● **Exercise aim**
In the material below, find all lines with the string "join" and copy them.
★ ★ ★
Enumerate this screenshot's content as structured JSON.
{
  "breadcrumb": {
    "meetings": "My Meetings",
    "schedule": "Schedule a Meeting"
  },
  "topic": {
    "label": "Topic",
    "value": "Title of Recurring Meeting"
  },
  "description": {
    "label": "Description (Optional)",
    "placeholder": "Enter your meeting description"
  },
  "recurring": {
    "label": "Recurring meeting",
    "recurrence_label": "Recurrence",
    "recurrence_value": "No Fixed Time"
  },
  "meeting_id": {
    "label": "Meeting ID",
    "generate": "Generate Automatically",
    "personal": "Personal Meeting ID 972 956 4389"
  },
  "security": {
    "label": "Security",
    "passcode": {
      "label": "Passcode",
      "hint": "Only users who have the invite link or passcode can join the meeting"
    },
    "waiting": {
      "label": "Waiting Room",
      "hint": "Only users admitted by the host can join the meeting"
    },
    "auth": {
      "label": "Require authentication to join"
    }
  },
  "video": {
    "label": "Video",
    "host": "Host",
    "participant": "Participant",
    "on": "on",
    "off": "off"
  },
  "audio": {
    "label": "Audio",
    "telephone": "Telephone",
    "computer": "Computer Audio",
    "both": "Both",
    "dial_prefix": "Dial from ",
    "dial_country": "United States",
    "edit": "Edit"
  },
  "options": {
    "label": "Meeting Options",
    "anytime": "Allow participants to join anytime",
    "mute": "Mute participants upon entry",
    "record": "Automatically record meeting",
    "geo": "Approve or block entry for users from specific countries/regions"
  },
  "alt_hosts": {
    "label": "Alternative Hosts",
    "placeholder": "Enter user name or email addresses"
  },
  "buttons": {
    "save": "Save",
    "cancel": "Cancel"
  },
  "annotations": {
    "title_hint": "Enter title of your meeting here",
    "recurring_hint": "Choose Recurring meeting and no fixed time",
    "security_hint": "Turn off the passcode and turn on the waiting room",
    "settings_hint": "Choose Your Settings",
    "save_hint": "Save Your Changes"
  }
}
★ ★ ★
● **Exercise answer**
      "hint": "Only users who have the invite link or passcode can join the meeting"
      "hint": "Only users admitted by the host can join the meeting"
      "label": "Require authentication to join"
    "anytime": "Allow participants to join anytime",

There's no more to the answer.